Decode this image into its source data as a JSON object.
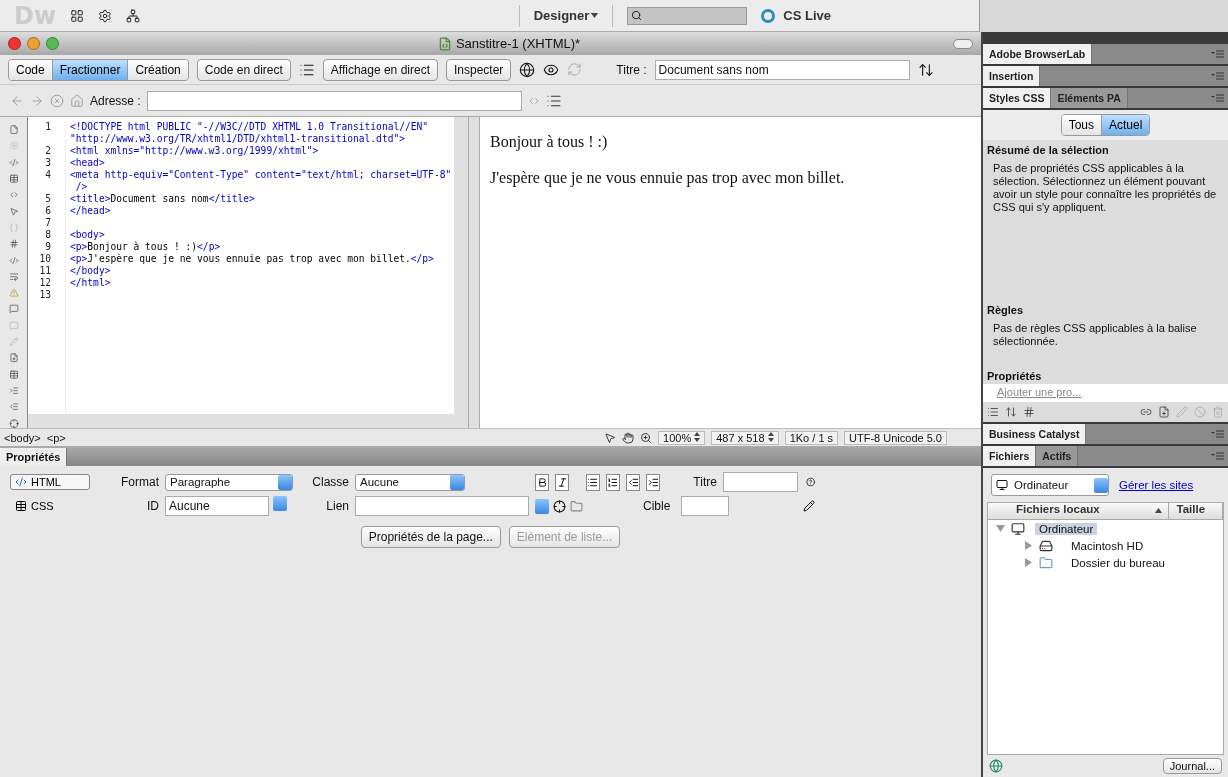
{
  "app_bar": {
    "logo": "Dw",
    "workspace": "Designer",
    "cs_live": "CS Live"
  },
  "document": {
    "title": "Sanstitre-1 (XHTML)*",
    "view_buttons": [
      {
        "label": "Code",
        "selected": false
      },
      {
        "label": "Fractionner",
        "selected": true
      },
      {
        "label": "Création",
        "selected": false
      }
    ],
    "live_buttons": [
      "Code en direct",
      "Affichage en direct",
      "Inspecter"
    ],
    "title_label": "Titre :",
    "title_value": "Document sans nom",
    "address_label": "Adresse :"
  },
  "code": [
    {
      "number": "1",
      "segments": [
        {
          "kind": "tag",
          "text": "<!DOCTYPE html PUBLIC \"-//W3C//DTD XHTML 1.0 Transitional//EN\""
        }
      ],
      "wrap": [
        {
          "kind": "tag",
          "text": "\"http://www.w3.org/TR/xhtml1/DTD/xhtml1-transitional.dtd\">"
        }
      ]
    },
    {
      "number": "2",
      "segments": [
        {
          "kind": "tag",
          "text": "<html xmlns=\"http://www.w3.org/1999/xhtml\">"
        }
      ]
    },
    {
      "number": "3",
      "segments": [
        {
          "kind": "tag",
          "text": "<head>"
        }
      ]
    },
    {
      "number": "4",
      "segments": [
        {
          "kind": "tag",
          "text": "<meta http-equiv=\"Content-Type\" content=\"text/html; charset=UTF-8\""
        }
      ],
      "wrap": [
        {
          "kind": "tag",
          "text": " />"
        }
      ]
    },
    {
      "number": "5",
      "segments": [
        {
          "kind": "tag",
          "text": "<title>"
        },
        {
          "kind": "text",
          "text": "Document sans nom"
        },
        {
          "kind": "tag",
          "text": "</title>"
        }
      ]
    },
    {
      "number": "6",
      "segments": [
        {
          "kind": "tag",
          "text": "</head>"
        }
      ]
    },
    {
      "number": "7"
    },
    {
      "number": "8",
      "segments": [
        {
          "kind": "tag",
          "text": "<body>"
        }
      ]
    },
    {
      "number": "9",
      "segments": [
        {
          "kind": "tag",
          "text": "<p>"
        },
        {
          "kind": "text",
          "text": "Bonjour à tous ! :)"
        },
        {
          "kind": "tag",
          "text": "</p>"
        }
      ]
    },
    {
      "number": "10",
      "segments": [
        {
          "kind": "tag",
          "text": "<p>"
        },
        {
          "kind": "text",
          "text": "J'espère que je ne vous ennuie pas trop avec mon billet."
        },
        {
          "kind": "tag",
          "text": "</p>"
        }
      ]
    },
    {
      "number": "11",
      "segments": [
        {
          "kind": "tag",
          "text": "</body>"
        }
      ]
    },
    {
      "number": "12",
      "segments": [
        {
          "kind": "tag",
          "text": "</html>"
        }
      ]
    },
    {
      "number": "13"
    }
  ],
  "preview": [
    "Bonjour à tous ! :)",
    "J'espère que je ne vous ennuie pas trop avec mon billet."
  ],
  "status_bar": {
    "tags": [
      "<body>",
      "<p>"
    ],
    "zoom": "100%",
    "size": "487 x 518",
    "download": "1Ko / 1 s",
    "encoding": "UTF-8 Unicode 5.0"
  },
  "properties": {
    "title": "Propriétés",
    "modes": [
      {
        "label": "HTML",
        "selected": true
      },
      {
        "label": "CSS",
        "selected": false
      }
    ],
    "format_label": "Format",
    "format_value": "Paragraphe",
    "id_label": "ID",
    "id_value": "Aucune",
    "class_label": "Classe",
    "class_value": "Aucune",
    "link_label": "Lien",
    "title_label": "Titre",
    "target_label": "Cible",
    "page_button": "Propriétés de la page...",
    "list_button": {
      "label": "Elément de liste...",
      "disabled": true
    }
  },
  "panels": {
    "browserlab": "Adobe BrowserLab",
    "insertion": "Insertion",
    "css_tabs": [
      {
        "label": "Styles CSS",
        "selected": true
      },
      {
        "label": "Eléments PA",
        "selected": false
      }
    ],
    "css_modes": [
      {
        "label": "Tous",
        "selected": false
      },
      {
        "label": "Actuel",
        "selected": true
      }
    ],
    "summary_title": "Résumé de la sélection",
    "summary_text": "Pas de propriétés CSS applicables à la sélection.  Sélectionnez un élément pouvant avoir un style pour connaître les propriétés de CSS qui s'y appliquent.",
    "rules_title": "Règles",
    "rules_text": "Pas de règles CSS applicables à la balise sélectionnée.",
    "props_title": "Propriétés",
    "add_property": "Ajouter une pro...",
    "business": "Business Catalyst",
    "file_tabs": [
      {
        "label": "Fichiers",
        "selected": true
      },
      {
        "label": "Actifs",
        "selected": false
      }
    ],
    "site": "Ordinateur",
    "manage": "Gérer les sites",
    "columns": [
      "Fichiers locaux",
      "Taille"
    ],
    "tree": [
      {
        "label": "Ordinateur",
        "kind": "computer",
        "expanded": true,
        "selected": true,
        "children": [
          {
            "label": "Macintosh HD",
            "kind": "disk",
            "expanded": false,
            "selected": false
          },
          {
            "label": "Dossier du bureau",
            "kind": "folder",
            "expanded": false,
            "selected": false
          }
        ]
      }
    ],
    "journal": "Journal..."
  }
}
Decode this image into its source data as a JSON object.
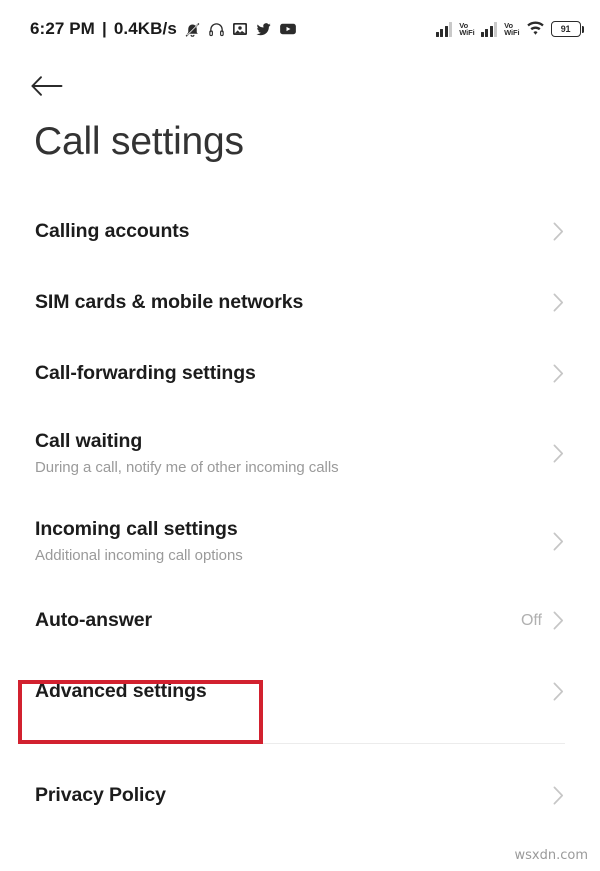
{
  "statusbar": {
    "time": "6:27 PM",
    "separator": "|",
    "network_speed": "0.4KB/s",
    "left_icons": [
      "bell-muted-icon",
      "headphones-icon",
      "screenshot-icon",
      "twitter-icon",
      "youtube-icon"
    ],
    "sim1": {
      "signal_label": "Vo",
      "signal_label2": "WiFi"
    },
    "sim2": {
      "signal_label": "Vo",
      "signal_label2": "WiFi"
    },
    "wifi": "wifi-icon",
    "battery_percent": "91"
  },
  "header": {
    "back_icon": "back-arrow-icon",
    "title": "Call settings"
  },
  "list": {
    "items": [
      {
        "title": "Calling accounts",
        "subtitle": "",
        "value": ""
      },
      {
        "title": "SIM cards & mobile networks",
        "subtitle": "",
        "value": ""
      },
      {
        "title": "Call-forwarding settings",
        "subtitle": "",
        "value": ""
      },
      {
        "title": "Call waiting",
        "subtitle": "During a call, notify me of other incoming calls",
        "value": ""
      },
      {
        "title": "Incoming call settings",
        "subtitle": "Additional incoming call options",
        "value": ""
      },
      {
        "title": "Auto-answer",
        "subtitle": "",
        "value": "Off"
      },
      {
        "title": "Advanced settings",
        "subtitle": "",
        "value": ""
      }
    ],
    "footer_items": [
      {
        "title": "Privacy Policy",
        "subtitle": "",
        "value": ""
      }
    ]
  },
  "annotation": {
    "target": "Advanced settings",
    "color": "#d2212f"
  },
  "watermark": "wsxdn.com"
}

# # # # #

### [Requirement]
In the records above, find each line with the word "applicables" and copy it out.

### [Result for this task]
    "summary_text": "Pas de propriétés CSS applicables à la sélection.  Sélectionnez un élément pouvant avoir un style pour connaître les propriétés de CSS qui s'y appliquent.",
    "rules_text": "Pas de règles CSS applicables à la balise sélectionnée.",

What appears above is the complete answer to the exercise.